Vermont Future Fest — the brainchild of Chase Desroches, a Cambridge resident and high school senior at Bellows Free Academy-Fairfax, and Erica Laxer, a Montpelier student — will take over the farmers market From 4:30 p.m. to dusk and feature educational opportunities around fast fashion, sustainable agriculture, composting, Indigenous practices, renewable energy and energy efficiency, waste and transportation in a positive environment that seeks to move people away from “the defeatist mindset that tends to inhibit climate action,” according to Desroches. Climate Education at Farmers Market.
“Our concept from the beginning was to create an event that could inspire and empower people to take positive climate action in their lives, and to advocate for other people to do it,” Desroches said. “We are going to have a raffle, we’re going to have some really fun activities, and a bingo game — a climate action bingo game, of course.”
Positive Promotion of Decarbonization
Desroches, 18, has had the specter of life-threatening, man-made climate disaster hanging over him by way of news reports and increasingly alarming reports from the United Nations for most of his lifetime, but he has refused to give into indifference and inaction in favor of positive promotion of decarbonization.
He has dedicated a good chunk of his young life to the cause.

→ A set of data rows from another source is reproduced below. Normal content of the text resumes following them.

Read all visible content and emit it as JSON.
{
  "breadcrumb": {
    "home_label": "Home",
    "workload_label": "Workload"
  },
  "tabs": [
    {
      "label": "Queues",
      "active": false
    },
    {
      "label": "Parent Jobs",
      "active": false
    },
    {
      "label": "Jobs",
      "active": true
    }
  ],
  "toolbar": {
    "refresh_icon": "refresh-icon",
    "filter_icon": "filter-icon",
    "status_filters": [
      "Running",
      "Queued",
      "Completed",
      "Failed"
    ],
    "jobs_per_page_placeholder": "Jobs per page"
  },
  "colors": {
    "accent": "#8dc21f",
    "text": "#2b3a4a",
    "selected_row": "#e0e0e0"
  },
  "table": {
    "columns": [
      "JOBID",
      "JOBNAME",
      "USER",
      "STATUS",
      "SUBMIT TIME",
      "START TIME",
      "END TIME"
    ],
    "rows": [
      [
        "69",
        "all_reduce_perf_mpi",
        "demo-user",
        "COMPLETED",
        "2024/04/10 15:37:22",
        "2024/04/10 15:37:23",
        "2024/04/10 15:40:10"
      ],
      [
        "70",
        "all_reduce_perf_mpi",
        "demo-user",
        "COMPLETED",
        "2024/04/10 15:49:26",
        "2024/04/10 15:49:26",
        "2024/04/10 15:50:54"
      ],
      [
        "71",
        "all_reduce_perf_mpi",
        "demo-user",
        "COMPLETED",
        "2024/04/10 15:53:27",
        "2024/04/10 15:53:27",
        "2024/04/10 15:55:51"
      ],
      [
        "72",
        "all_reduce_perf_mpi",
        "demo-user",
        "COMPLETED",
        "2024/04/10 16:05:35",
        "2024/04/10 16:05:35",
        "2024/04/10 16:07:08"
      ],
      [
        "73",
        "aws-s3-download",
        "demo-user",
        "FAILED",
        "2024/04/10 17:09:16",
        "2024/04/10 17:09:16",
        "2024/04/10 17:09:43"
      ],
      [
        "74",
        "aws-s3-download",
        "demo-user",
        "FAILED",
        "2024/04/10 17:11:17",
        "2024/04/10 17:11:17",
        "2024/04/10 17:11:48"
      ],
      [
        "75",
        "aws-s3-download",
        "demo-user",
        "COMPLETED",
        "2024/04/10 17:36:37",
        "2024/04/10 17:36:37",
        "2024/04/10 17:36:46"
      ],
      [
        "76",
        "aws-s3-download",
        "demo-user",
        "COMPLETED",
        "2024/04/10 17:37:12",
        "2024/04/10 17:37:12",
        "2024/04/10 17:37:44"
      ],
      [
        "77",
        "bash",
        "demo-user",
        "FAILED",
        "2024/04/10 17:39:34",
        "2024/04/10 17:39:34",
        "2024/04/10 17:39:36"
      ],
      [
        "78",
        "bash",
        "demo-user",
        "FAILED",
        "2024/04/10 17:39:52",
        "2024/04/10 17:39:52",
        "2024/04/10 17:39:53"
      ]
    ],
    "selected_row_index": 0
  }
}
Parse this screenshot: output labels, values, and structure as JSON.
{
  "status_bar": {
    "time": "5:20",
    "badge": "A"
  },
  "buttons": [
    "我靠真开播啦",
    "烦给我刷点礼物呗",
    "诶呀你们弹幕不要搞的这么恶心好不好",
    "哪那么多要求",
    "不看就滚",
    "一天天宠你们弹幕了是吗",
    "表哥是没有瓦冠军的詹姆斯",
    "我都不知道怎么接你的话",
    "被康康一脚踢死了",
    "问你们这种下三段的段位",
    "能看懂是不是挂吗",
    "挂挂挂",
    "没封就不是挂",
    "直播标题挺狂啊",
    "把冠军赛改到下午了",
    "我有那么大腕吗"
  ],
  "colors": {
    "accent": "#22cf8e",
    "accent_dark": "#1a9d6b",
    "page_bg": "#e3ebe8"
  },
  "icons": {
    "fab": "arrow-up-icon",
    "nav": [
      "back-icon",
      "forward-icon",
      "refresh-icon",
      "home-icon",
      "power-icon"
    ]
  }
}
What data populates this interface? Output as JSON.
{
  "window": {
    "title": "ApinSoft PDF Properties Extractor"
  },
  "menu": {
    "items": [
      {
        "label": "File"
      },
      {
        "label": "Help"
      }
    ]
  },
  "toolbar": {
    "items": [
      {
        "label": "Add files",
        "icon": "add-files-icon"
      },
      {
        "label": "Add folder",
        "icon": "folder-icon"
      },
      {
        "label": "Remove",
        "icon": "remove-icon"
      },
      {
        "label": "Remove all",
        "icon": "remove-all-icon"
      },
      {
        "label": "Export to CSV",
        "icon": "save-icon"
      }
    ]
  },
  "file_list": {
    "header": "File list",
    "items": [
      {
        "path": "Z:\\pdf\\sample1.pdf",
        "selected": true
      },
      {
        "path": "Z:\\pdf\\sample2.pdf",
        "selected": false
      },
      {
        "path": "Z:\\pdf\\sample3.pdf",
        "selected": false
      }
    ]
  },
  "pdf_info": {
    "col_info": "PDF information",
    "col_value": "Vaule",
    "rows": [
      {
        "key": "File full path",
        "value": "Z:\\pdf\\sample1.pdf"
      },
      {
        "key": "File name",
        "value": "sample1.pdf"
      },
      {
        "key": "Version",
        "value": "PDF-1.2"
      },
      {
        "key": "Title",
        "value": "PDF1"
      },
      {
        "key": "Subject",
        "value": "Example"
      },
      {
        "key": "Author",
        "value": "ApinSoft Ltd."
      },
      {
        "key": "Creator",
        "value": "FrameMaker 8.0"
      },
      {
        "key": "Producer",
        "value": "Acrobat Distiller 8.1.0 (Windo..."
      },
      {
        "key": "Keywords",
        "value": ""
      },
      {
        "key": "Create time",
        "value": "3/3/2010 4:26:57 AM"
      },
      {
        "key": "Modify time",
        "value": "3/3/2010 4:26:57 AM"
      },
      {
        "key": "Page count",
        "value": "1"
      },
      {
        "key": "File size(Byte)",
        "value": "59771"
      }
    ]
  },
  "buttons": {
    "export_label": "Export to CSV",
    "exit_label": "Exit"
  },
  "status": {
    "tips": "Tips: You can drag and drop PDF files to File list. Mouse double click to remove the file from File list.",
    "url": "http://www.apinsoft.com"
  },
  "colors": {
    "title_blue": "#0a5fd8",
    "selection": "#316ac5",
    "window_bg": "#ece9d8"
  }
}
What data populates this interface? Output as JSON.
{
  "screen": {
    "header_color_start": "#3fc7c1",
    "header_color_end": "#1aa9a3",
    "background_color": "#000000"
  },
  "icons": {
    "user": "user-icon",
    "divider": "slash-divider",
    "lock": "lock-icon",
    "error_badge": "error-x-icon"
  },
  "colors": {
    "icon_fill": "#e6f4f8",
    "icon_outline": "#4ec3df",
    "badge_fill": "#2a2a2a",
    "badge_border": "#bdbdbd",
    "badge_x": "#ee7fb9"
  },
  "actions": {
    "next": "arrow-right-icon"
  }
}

Desroches and Laxer have been working on environmental education projects since they were in elementary school. They joined up with the University of Vermont Extension’s Teens Reaching Youth for the Environment program to teach second graders about food systems and attended the Youth Climate Leaders Academy Retreat last December.
Now, with the guidance of Angie Krysiak of the Vermont Energy Education Program and Sara Lourie of the Cambridge Conservation Commission, they’re getting the message to the people.
“Talking about the climate crisis with other people, that’s really one of the most important things that can be done big,” Desroches said. “Because the more that we spread awareness, and the more that we talk about it, the more that we are empowered to take action and make a change, because it’s really not too late. That’s really sort of a myth is that we don’t have enough time.”
Desroches also pointed out that climate crisis, besides being an existential threat to humanity in general, has also been shown to disproportionately impact communities of color and the world’s poorer countries, making climate change the central cause to rally against if you’re looking to address racism, sexism and other great disparities in the world.
Along with education around what individuals can personally do to address climate change, Desroches is also promoting awareness of local initiatives Cambridge residents can support, like the enhanced energy plan that the Cambridge Planning Commission is hoping the town will soon adopt in its town plan.
“Reducing your climate impact and standing with the climate and standing with environmentalism is really a powerful statement to make, because you’re not only taking a stand against the destruction of plants and habitat, you’re also taking a stand with the underprivileged people throughout the world,” Desroches said.